I am writing today's column on 9/11, the 20th anniversary of the attack on our nation and way of life. I recall sitting at this same desk when my wife called and said we were being attacked.
I jumped in my truck and drove down to our house and watched, liked millions of Americans on television, the horrific site of the two airliners crashing into the World Trade Center's twin towers in New York City. Later we would learn about the other two planes and their fate, used in the coordinated attack.
We prayed and wondered if other big cities like Los Angeles would be targets as well, thankfully they were not that day. Grape harvest, like today, was just getting going and like many things in our lives didn’t seem as important, but we kept moving forward, determined that the terrorist would not be allowed to affect our daily lives.
Patriotism was alive and well last weekend as the Santa Maria Elks hosted their 78th rodeo. After taking a year off due to COVID-19 and rescheduling to the Labor Day weekend, this year’s event drew crowds anxious to get out and celebrate our western way of life and true family values.
The event always starts out with prorodeo veteran announcer Bob Tallman asking the crowd to look up and watch Kent Lane parachute from high above the arena with a huge American flag in tow, headed for the middle of the arena, while a rendition of "God Bless the USA" by Lee Greenwood is being played. It is truly a stirring sight.
This year our daughter Kathleen, who has carried a sponsor flag in the rodeo for five years, along with my sister Elisa who came all the way from New Mexico to participate, were both honored to carry one of the 13 American flags honoring the fallen service men and women who lost their lives at the Kabul airport in Afghanistan while protecting American lives. A sobering moment as all 13 flags made their way around the arena.

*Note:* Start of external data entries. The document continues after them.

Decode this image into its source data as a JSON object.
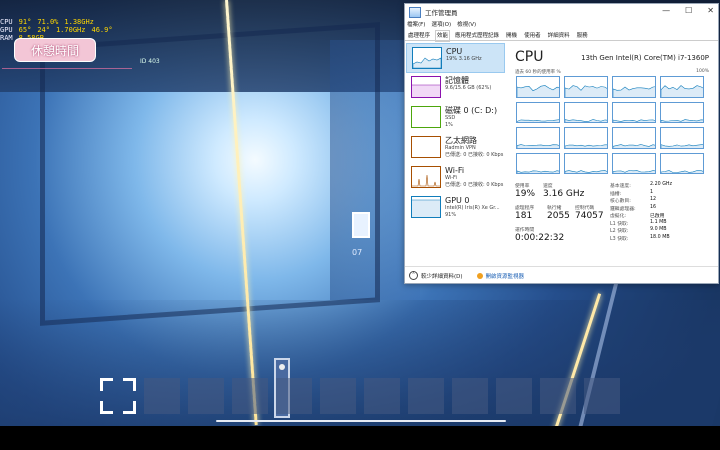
{
  "hud": {
    "rows": [
      [
        "CPU",
        "91°",
        "71.0%",
        "1.38GHz"
      ],
      [
        "GPU",
        "65°",
        "24°",
        "1.70GHz",
        "46.9°"
      ],
      [
        "RAM",
        "8.58GB",
        ""
      ],
      [
        "",
        "999",
        ""
      ]
    ]
  },
  "game": {
    "rest_button": "休憩時間",
    "id_tag": "ID 403",
    "door_sign": "07"
  },
  "taskmgr": {
    "title": "工作管理員",
    "window_buttons": [
      "—",
      "☐",
      "✕"
    ],
    "menu": [
      "檔案(F)",
      "選項(O)",
      "檢視(V)"
    ],
    "tabs": [
      "處理程序",
      "效能",
      "應用程式歷程記錄",
      "開機",
      "使用者",
      "詳細資料",
      "服務"
    ],
    "active_tab": "效能",
    "sidebar": [
      {
        "title": "CPU",
        "lines": [
          "19% 3.16 GHz"
        ],
        "color": "#117dbb"
      },
      {
        "title": "記憶體",
        "lines": [
          "9.6/15.6 GB (62%)"
        ],
        "color": "#8b12ae"
      },
      {
        "title": "磁碟 0 (C: D:)",
        "lines": [
          "SSD",
          "1%"
        ],
        "color": "#4da60c"
      },
      {
        "title": "乙太網路",
        "lines": [
          "Radmin VPN",
          "已傳送: 0 已接收: 0 Kbps"
        ],
        "color": "#a74f01"
      },
      {
        "title": "Wi-Fi",
        "lines": [
          "Wi-Fi",
          "已傳送: 0 已接收: 0 Kbps"
        ],
        "color": "#a74f01"
      },
      {
        "title": "GPU 0",
        "lines": [
          "Intel(R) Iris(R) Xe Gr...",
          "91%"
        ],
        "color": "#117dbb"
      }
    ],
    "main": {
      "heading": "CPU",
      "model": "13th Gen Intel(R) Core(TM) i7-1360P",
      "graph_label": "過去 60 秒的使用率 %",
      "graph_max": "100%",
      "stats": [
        {
          "label": "使用率",
          "value": "19%"
        },
        {
          "label": "速度",
          "value": "3.16 GHz"
        },
        {
          "label": "處理程序",
          "value": "181"
        },
        {
          "label": "執行緒",
          "value": "2055"
        },
        {
          "label": "控制代碼",
          "value": "74057"
        },
        {
          "label": "運作時間",
          "value": "0:00:22:32"
        }
      ],
      "specs": [
        {
          "k": "基本速度:",
          "v": "2.20 GHz"
        },
        {
          "k": "插槽:",
          "v": "1"
        },
        {
          "k": "核心數目:",
          "v": "12"
        },
        {
          "k": "邏輯處理器:",
          "v": "16"
        },
        {
          "k": "虛擬化:",
          "v": "已啟用"
        },
        {
          "k": "L1 快取:",
          "v": "1.1 MB"
        },
        {
          "k": "L2 快取:",
          "v": "9.0 MB"
        },
        {
          "k": "L3 快取:",
          "v": "18.0 MB"
        }
      ]
    },
    "footer": {
      "less_details": "較少詳細資料(D)",
      "open_monitor": "開啟資源監視器"
    }
  },
  "hotbar": {
    "slots": 12,
    "selected_index": 0
  }
}
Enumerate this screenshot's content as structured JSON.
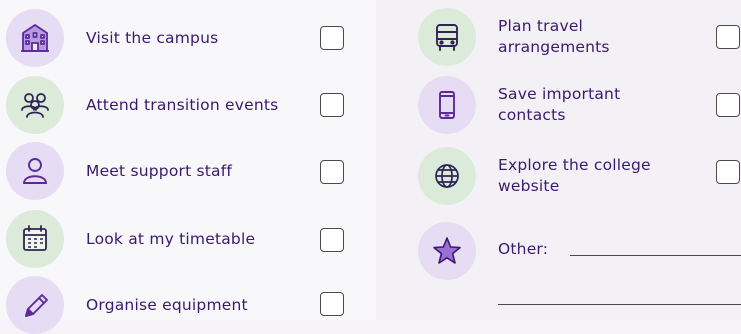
{
  "left_items": [
    {
      "label": "Visit the campus",
      "icon": "building-icon",
      "checked": false
    },
    {
      "label": "Attend transition events",
      "icon": "people-group-icon",
      "checked": false
    },
    {
      "label": "Meet support staff",
      "icon": "person-icon",
      "checked": false
    },
    {
      "label": "Look at my timetable",
      "icon": "calendar-icon",
      "checked": false
    },
    {
      "label": "Organise equipment",
      "icon": "pencil-icon",
      "checked": false
    }
  ],
  "right_items": [
    {
      "label_line1": "Plan travel",
      "label_line2": "arrangements",
      "icon": "bus-icon",
      "checked": false
    },
    {
      "label_line1": "Save important",
      "label_line2": "contacts",
      "icon": "phone-icon",
      "checked": false
    },
    {
      "label_line1": "Explore the college",
      "label_line2": "website",
      "icon": "globe-icon",
      "checked": false
    }
  ],
  "other": {
    "label": "Other:",
    "icon": "star-icon"
  },
  "colors": {
    "accent": "#3a1a6e",
    "purple_circle": "#e6dcf3",
    "green_circle": "#dcebd9"
  }
}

My wife Karen and I attended both the Friday night and Sunday afternoon performances. I thought the crowds were generally more friendly and the Elk volunteers went out of their way to make the event special. I have to share a case in point, where on Friday night we parked my pickup in front of the snack shop for the contestants — since Kathleen carries a flag I have always been able to get a contestant pass, left over from the days when I had to drive her along with her horse to the event.
We pulled right up to the snack bar and for a moment thought, what if somebody parks right behind me, blocking my exit. Well, I thought no one would be that inconsiderate or stupid, especially since there were plenty of places to find a parking spot.
We decided to leave a little early on Friday night and as we walked back to my truck I could see a small SUV parked right behind me. There was no way I could get out. I went into the snack bar and asked if the owner of the small SUV was there, they were not.
A nice lady working behind the counter asked if she could help and after looking outside realized her car was right next to mine and her husband's was behind her. She called her husband so they could move their cars for us, and while we waited for him, insisted that we get something to eat, or at least take some food home.
They ended up moving their cars and helped me get around the SUV parked directly behind me, they truly went out of their way to help us. I dropped off a couple of bottles of wine for them on Sunday.
That is the feeling of community we have all been longing for during the COVID-19 outbreak. Congratulations to the Santa Maria Elks on another great event and for reminding us why Santa Maria is still a special place to live.